George & Alexander Hillary



When things go bad at altitude, they often go very bad. It’s the nature of the sport; being wildly out on a limb. Mountaineering is about finding a balance between risk and safety, and walking that line of wonder, adrenaline and self-exploration.

On Ama Dablam that day an older couple ignored the signs of altitude sickness and denied the pleas their bodies made to stop. We caught up with them below the summit after a late start and found them stumbling and falling over each other, both being physically lowered by their Sherpa guides down the steep flutings of the summit. When we met one of them, he was tangled in rope, completely oblivious with his eyes rolling into his head and saliva drooling from his mouth. I was terrified to see someone so incapacitated in such an unforgiving place. I wasn’t sure that they would make it down.

The couple took hours and hours to descend to Camp 2.7 with the help of their Sherpa guides. The next morning we watched as they were rescued by a helicopter from the camp, spinning in circles on a long-line below the Heli.

 Ama Dablam stands at the head of the Khumbu valley
Ama Dablam stands at the head of the Khumbu valley 


 We were standing outside our tents at 4,300m with the incredible breadth of Mt Ama Dablam was standing before us, its huge shoulders reaching out around the basin, the peak soaring above us up to 6,895m. Below the summit sits the Dablam; a hanging glacier above a 1,500m cliff that cascades down to where our tents were pitched. It’s exciting but daunting; this is a formidable mountain.

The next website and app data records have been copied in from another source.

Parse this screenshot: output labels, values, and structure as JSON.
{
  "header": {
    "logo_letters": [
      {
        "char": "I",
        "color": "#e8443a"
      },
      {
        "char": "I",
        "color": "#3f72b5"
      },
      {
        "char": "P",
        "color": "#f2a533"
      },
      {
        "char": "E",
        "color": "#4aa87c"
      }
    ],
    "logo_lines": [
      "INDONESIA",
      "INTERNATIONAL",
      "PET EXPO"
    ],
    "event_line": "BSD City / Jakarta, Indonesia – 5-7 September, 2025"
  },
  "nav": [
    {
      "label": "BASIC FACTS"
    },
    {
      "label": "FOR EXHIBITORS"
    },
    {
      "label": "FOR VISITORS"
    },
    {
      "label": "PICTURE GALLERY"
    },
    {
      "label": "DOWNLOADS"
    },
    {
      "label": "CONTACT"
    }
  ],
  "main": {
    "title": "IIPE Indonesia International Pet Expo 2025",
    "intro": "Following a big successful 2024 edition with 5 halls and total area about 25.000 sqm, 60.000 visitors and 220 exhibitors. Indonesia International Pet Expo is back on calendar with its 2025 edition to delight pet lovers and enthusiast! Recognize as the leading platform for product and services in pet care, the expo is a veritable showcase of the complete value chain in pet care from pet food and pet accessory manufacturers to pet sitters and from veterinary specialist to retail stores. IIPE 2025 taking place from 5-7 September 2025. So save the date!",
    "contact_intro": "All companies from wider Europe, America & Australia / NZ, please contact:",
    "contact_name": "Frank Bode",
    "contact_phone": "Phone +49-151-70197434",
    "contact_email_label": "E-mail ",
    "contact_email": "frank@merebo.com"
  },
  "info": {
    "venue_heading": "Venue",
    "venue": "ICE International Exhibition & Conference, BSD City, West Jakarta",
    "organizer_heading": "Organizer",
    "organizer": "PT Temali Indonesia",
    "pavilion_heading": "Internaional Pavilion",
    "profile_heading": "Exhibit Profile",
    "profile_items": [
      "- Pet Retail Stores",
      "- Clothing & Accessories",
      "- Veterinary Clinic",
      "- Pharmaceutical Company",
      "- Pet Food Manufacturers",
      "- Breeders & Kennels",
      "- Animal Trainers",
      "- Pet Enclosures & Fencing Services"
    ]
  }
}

Neither my grandfather or father made it to the top — although we were doing a more sensible route that my dad’s audacious attempt up the West Face in ‘79. It was exciting to be stepping forward and continuing my family’s history with this mountain alongside my brother George. However, in basecamp I really had more important things to think about. I had an increasingly painful infection on my abdomen that was threatening to be quite a problem. After a few days the swollen abscess was so sore I couldn’t sit or stand without discomfort; I needed a doctor. And this, naturally, had to happen before ascending to the remote camps at altitude, where the chances of a swift recovery are nil. At extreme heights the body breaks down, and where I was going a small cut would take weeks to heal.

The day before we began our ascent I made a lightning fast trip around the valley to the Pheriche clinic; one of the many clinics that are now in the Khumbu region. I waited with people suffering from altitude sickness — the most common ailment amongst foreigners in these high remote valleys. I met with a Canadian doctor who promptly had at me with a scalpel, poking and prodding away. I soon sped back to basecamp with a course of antibiotics and an uneasy feeling in my abdomen. Over the next two weeks the wound slowly healed, but changing the bandages as we climbed left me very concerned — it wasn’t pretty. The swelling and weeping of the wound made the difficult and active rock climbing on Ama Dablam even more of a challenge.

My brother and I have both been affected by altitude sickness in one form or another, but over time you learn to interpret the signs of your body’s acclimatisation. My first experience of altitude sickness was below the summit on Kilimanjaro, where a crippling headache, wobbly legs and tunnel vision made it one of the hardest ascents of my life… at the age of 17!

Back on Ama Dablam the long circuitous walk up to Camp 1 travels over moraine ridges to eventually form the mountains south-west ridge. Arriving at this camp marks a significant altitude milestone; 5600m. Breathing gets significantly harder when climbing — you have to literally suck air into your lungs in order to move over the broken rocky terrain. But this night also marked the begining of our difficulties with sleeping; it’s not just because the site is anything but flat, but also because your breathing changes as you sleep.

At height, the amount of carbon dioxide in the blood can drop to very low levels and this can literally switch off your drive to breathe. It’s only when your body senses the resulting further drop in oxygen that you start to breath again. This deadly cycle of breathing is called cheyne stoke breathing. At sea level this type of breathing is a sign that someone very ill is in their final hours of life. Up at 5600m on Ama Dablam, it’s completely normal.